  • mixing;
  • turbulence;
  • transport;
  • fluid mechanics;
  • mass transfer

Abstract
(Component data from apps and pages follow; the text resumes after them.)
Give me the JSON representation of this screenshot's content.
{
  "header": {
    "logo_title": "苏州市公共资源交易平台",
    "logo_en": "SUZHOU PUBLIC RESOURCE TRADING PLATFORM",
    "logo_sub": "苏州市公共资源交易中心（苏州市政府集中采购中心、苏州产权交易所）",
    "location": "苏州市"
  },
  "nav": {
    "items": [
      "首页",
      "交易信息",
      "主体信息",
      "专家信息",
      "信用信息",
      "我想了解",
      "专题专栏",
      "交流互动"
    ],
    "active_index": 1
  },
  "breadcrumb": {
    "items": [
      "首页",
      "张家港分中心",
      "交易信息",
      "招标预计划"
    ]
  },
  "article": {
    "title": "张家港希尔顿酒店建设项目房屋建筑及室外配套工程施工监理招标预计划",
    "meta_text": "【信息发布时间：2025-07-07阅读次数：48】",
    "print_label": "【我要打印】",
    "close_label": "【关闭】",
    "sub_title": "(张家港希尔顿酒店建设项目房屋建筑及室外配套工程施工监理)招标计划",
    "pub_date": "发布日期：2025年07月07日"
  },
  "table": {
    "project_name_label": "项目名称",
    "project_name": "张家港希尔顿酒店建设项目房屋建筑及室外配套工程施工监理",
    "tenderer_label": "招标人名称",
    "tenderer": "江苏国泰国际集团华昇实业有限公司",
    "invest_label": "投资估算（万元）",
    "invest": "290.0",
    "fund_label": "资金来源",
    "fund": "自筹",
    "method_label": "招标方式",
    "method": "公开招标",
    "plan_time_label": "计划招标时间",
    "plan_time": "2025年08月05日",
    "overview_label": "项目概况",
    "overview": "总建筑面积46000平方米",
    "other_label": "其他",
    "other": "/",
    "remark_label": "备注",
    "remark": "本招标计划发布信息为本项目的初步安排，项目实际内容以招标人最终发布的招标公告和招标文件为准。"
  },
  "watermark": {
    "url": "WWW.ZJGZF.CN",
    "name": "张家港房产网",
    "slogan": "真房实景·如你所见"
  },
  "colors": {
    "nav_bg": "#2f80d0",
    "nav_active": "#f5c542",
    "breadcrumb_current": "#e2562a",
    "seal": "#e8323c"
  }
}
New phenomena have been observed experimentally in a novel rapid mixing process, where a confined mixing layer in a pipe is periodically forced, especially under strong forcing. In the confined configuration without forcing, there are two incommensurable peaks in the scalar power spectrum: one corresponds to the well-known Kelvin–Helmholtz instability, but the other is not known, having a narrow-frequency band around a nearly constant frequency that is independent of the mean flow velocity. With strong forcing within the narrow-frequency band, the spreading angle of the mixing layer is not restrained by the well-known saturation phenomenon, but could even achieve a quasi- 180 ° immediately downstream of the trailing edge, exhibiting an extraordinarily fast mixing. The mixing layer not only biases to the low-speed side as the conventional mixing layer does, it could also be symmetric to the splitterplate and even bias to the high-speed side. These phenomena can be observed only when the forcing is within the narrow-frequency band. We also find that the streamwise vortices, which result from interaction between the primary vorticity and the vorticity originating from the streamwise corner flow between the splitterplate and sidewall immediately downstream of the trailing edge of the splitterplate, could play an important role for these new observations. These streamwise vortices are very sensitive to initial periodic forcing at the narrow-frequency band and amplify very fast. The results indicate that the confined mixing layer in a pipe is a very interesting flow. © 2005 American Institute of Chemical Engineers AIChE J, 2006